- Alan McNeile writes that: “A betrothed girl was a widow if her fiance died and whether the man had ‘taken’ her to his house or not. After betrothal, therefore, but before marriage, the man was legally ‘husband’ (Gen 29:21; Deut 22:23).” He continues, “An informal canceling of betrothal was impossible: the man had to give the woman a writ and pay a fine” (Alan McNeile, The Gospel According to St. Matthew, p. 7–8).
- “In Matt 1:21, the angel of the Lord commissions Joseph to issue Jesus’ name: ‘For she will give birth to a son, and you will name him Jesus, for he himself will save his people from their sins.’ In first-century Judaism, the act of naming a child acknowledged the child as one’s own (and why Jesus would be called ‘Son of David.’ Son of David is a reference to Joseph’s legal lineage to the throne of David.” (See Luke 2:21; cf Gen 16:11; Isa 7:14.) David Guzik, study guide for Matthew 1, 2013.

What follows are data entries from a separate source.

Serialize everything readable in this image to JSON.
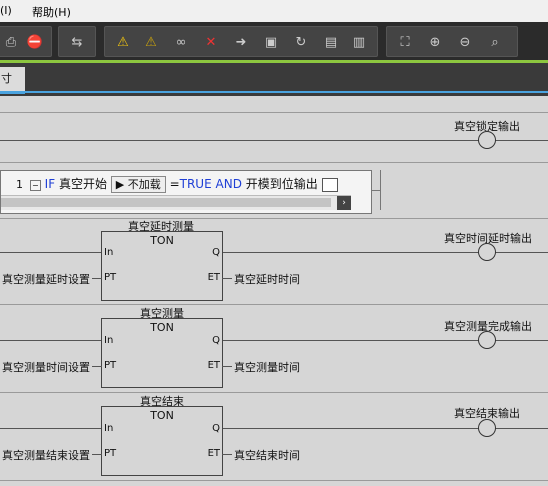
{
  "menubar": {
    "items": [
      "(I)",
      "帮助(H)"
    ]
  },
  "toolbar": {
    "icons": [
      "print-icon",
      "debug-icon",
      "transfer-icon",
      "warning-icon",
      "warning-off-icon",
      "watch-icon",
      "breakpoint-icon",
      "step-icon",
      "step-over-icon",
      "reset-icon",
      "force-on-icon",
      "force-off-icon",
      "fit-icon",
      "zoom-in-icon",
      "zoom-out-icon",
      "zoom-reset-icon"
    ]
  },
  "tab": {
    "label": "寸"
  },
  "rungs": {
    "r1": {
      "coil": "真空锁定输出"
    },
    "r2": {
      "st_line_no": "1",
      "st_if": "IF",
      "st_cond": "真空开始",
      "st_dropdown": "不加载",
      "st_eq": "=",
      "st_true": "TRUE",
      "st_and": "AND",
      "st_rest": "开模到位输出",
      "scroll_arrow": "›"
    },
    "r3": {
      "fb_name": "真空延时测量",
      "fb_type": "TON",
      "pin_in": "In",
      "pin_q": "Q",
      "pin_pt": "PT",
      "pin_et": "ET",
      "pt_var": "真空测量延时设置",
      "et_var": "真空延时时间",
      "coil": "真空时间延时输出"
    },
    "r4": {
      "fb_name": "真空测量",
      "fb_type": "TON",
      "pin_in": "In",
      "pin_q": "Q",
      "pin_pt": "PT",
      "pin_et": "ET",
      "pt_var": "真空测量时间设置",
      "et_var": "真空测量时间",
      "coil": "真空测量完成输出"
    },
    "r5": {
      "fb_name": "真空结束",
      "fb_type": "TON",
      "pin_in": "In",
      "pin_q": "Q",
      "pin_pt": "PT",
      "pin_et": "ET",
      "pt_var": "真空测量结束设置",
      "et_var": "真空结束时间",
      "coil": "真空结束输出"
    }
  }
}
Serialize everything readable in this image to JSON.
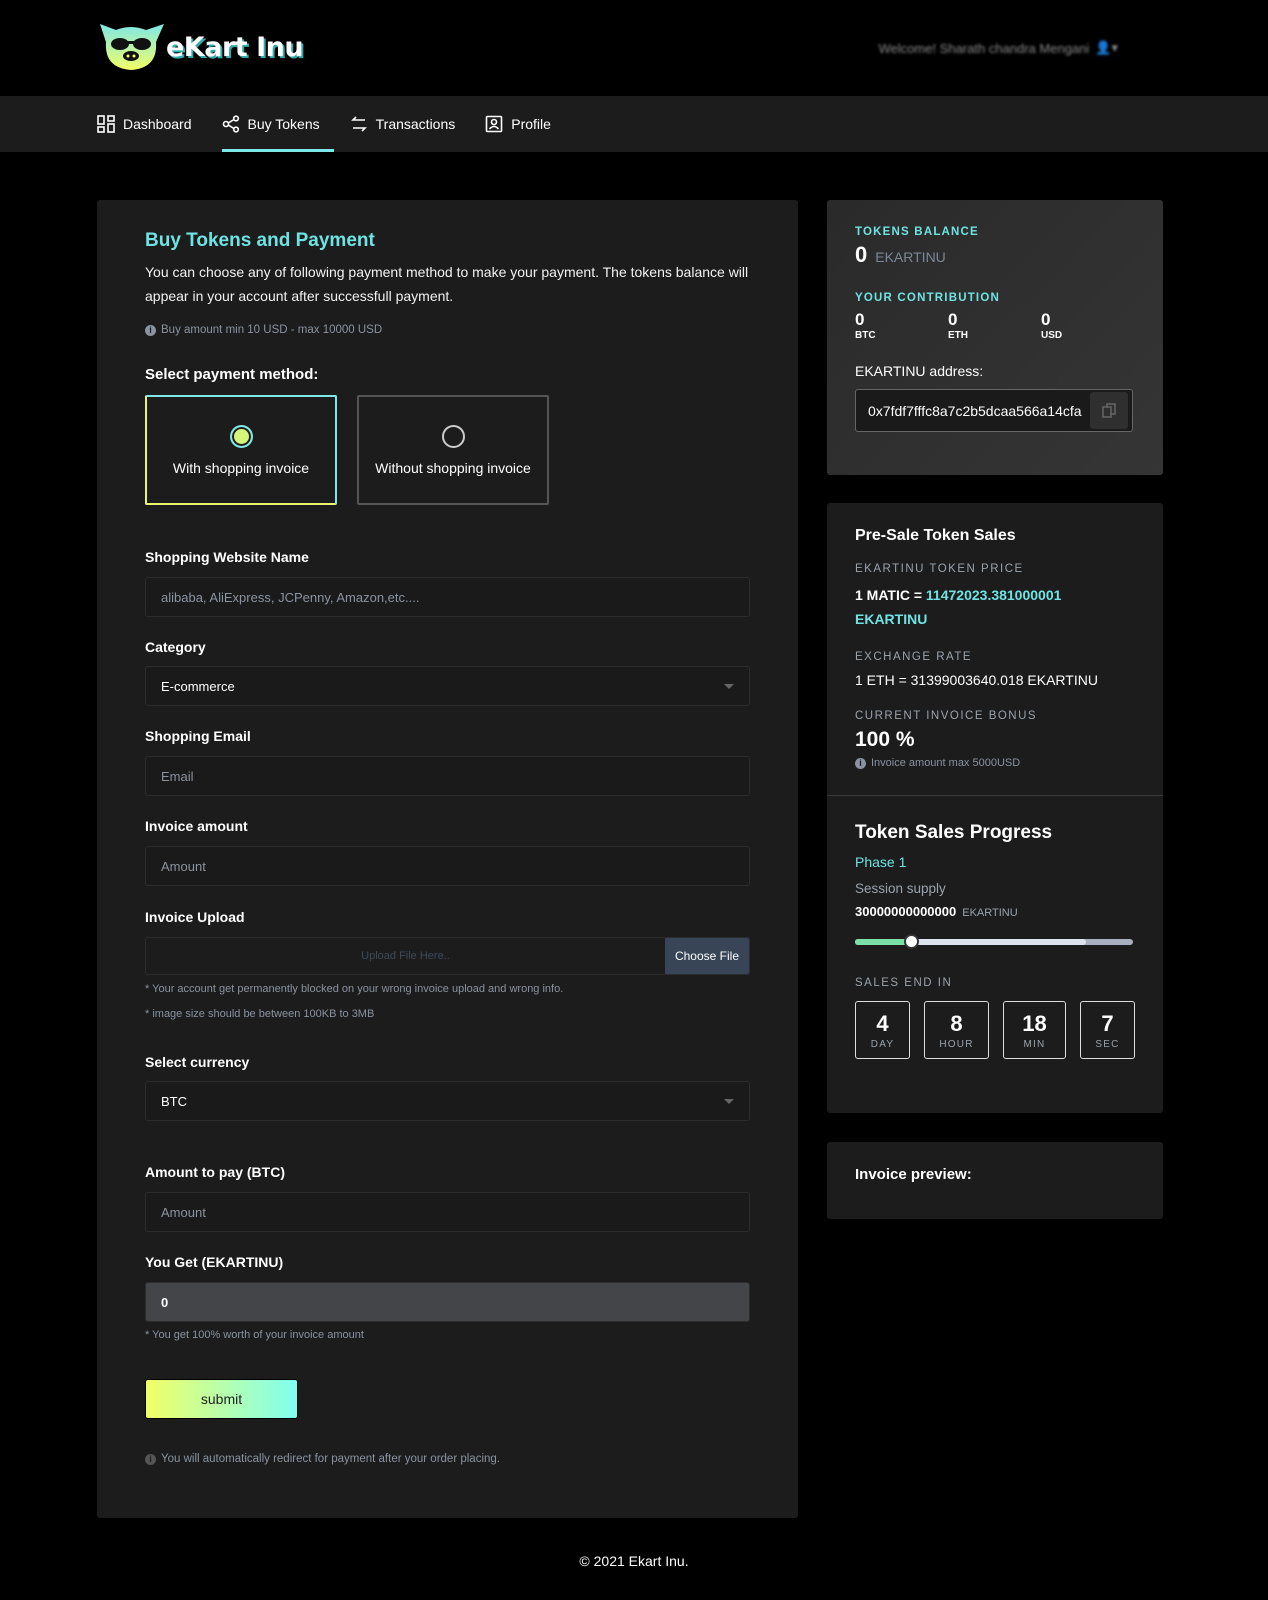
{
  "header": {
    "brand": "eKart Inu",
    "welcome": "Welcome! Sharath chandra Mengani"
  },
  "nav": [
    {
      "label": "Dashboard",
      "icon": "dashboard-icon"
    },
    {
      "label": "Buy Tokens",
      "icon": "share-nodes-icon",
      "active": true
    },
    {
      "label": "Transactions",
      "icon": "arrows-exchange-icon"
    },
    {
      "label": "Profile",
      "icon": "profile-icon"
    }
  ],
  "form": {
    "title": "Buy Tokens and Payment",
    "description": "You can choose any of following payment method to make your payment. The tokens balance will appear in your account after successfull payment.",
    "limit_note": "Buy amount min 10 USD - max 10000 USD",
    "method_label": "Select payment method:",
    "methods": [
      {
        "label": "With shopping invoice",
        "selected": true
      },
      {
        "label": "Without shopping invoice",
        "selected": false
      }
    ],
    "website_label": "Shopping Website Name",
    "website_placeholder": "alibaba, AliExpress, JCPenny, Amazon,etc....",
    "category_label": "Category",
    "category_value": "E-commerce",
    "email_label": "Shopping Email",
    "email_placeholder": "Email",
    "invoice_amount_label": "Invoice amount",
    "invoice_amount_placeholder": "Amount",
    "upload_label": "Invoice Upload",
    "upload_placeholder": "Upload File Here..",
    "choose_file": "Choose File",
    "upload_note1": "* Your account get permanently blocked on your wrong invoice upload and wrong info.",
    "upload_note2": "* image size should be between 100KB to 3MB",
    "currency_label": "Select currency",
    "currency_value": "BTC",
    "pay_label": "Amount to pay (BTC)",
    "pay_placeholder": "Amount",
    "get_label": "You Get (EKARTINU)",
    "get_value": "0",
    "get_note": "* You get 100% worth of your invoice amount",
    "submit": "submit",
    "redirect_note": "You will automatically redirect for payment after your order placing."
  },
  "balance": {
    "caption": "TOKENS BALANCE",
    "value": "0",
    "unit": "EKARTINU",
    "contrib_caption": "YOUR CONTRIBUTION",
    "contrib": [
      {
        "value": "0",
        "unit": "BTC"
      },
      {
        "value": "0",
        "unit": "ETH"
      },
      {
        "value": "0",
        "unit": "USD"
      }
    ],
    "address_label": "EKARTINU address:",
    "address": "0x7fdf7fffc8a7c2b5dcaa566a14cfa"
  },
  "presale": {
    "title": "Pre-Sale Token Sales",
    "price_caption": "EKARTINU TOKEN PRICE",
    "price_prefix": "1 MATIC =",
    "price_value": "11472023.381000001",
    "price_unit": "EKARTINU",
    "rate_caption": "EXCHANGE RATE",
    "rate": "1 ETH = 31399003640.018 EKARTINU",
    "bonus_caption": "CURRENT INVOICE BONUS",
    "bonus": "100 %",
    "bonus_note": "Invoice amount max 5000USD"
  },
  "progress": {
    "title": "Token Sales Progress",
    "phase": "Phase 1",
    "supply_label": "Session supply",
    "supply": "30000000000000",
    "supply_unit": "EKARTINU",
    "progress_percent": 20,
    "soft_cap_percent": 83,
    "ends_caption": "SALES END IN",
    "countdown": [
      {
        "value": "4",
        "unit": "DAY"
      },
      {
        "value": "8",
        "unit": "HOUR"
      },
      {
        "value": "18",
        "unit": "MIN"
      },
      {
        "value": "7",
        "unit": "SEC"
      }
    ]
  },
  "invoice_preview": {
    "title": "Invoice preview:"
  },
  "footer": {
    "copyright": "© 2021 Ekart Inu."
  },
  "colors": {
    "accent": "#6fe3e3",
    "accent2": "#f2ff66",
    "background": "#000000",
    "card": "#1c1c1c"
  }
}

- John D. Barry, Lexham Bible Dictionary, “Jethro” (Bellingham, WA), 2016.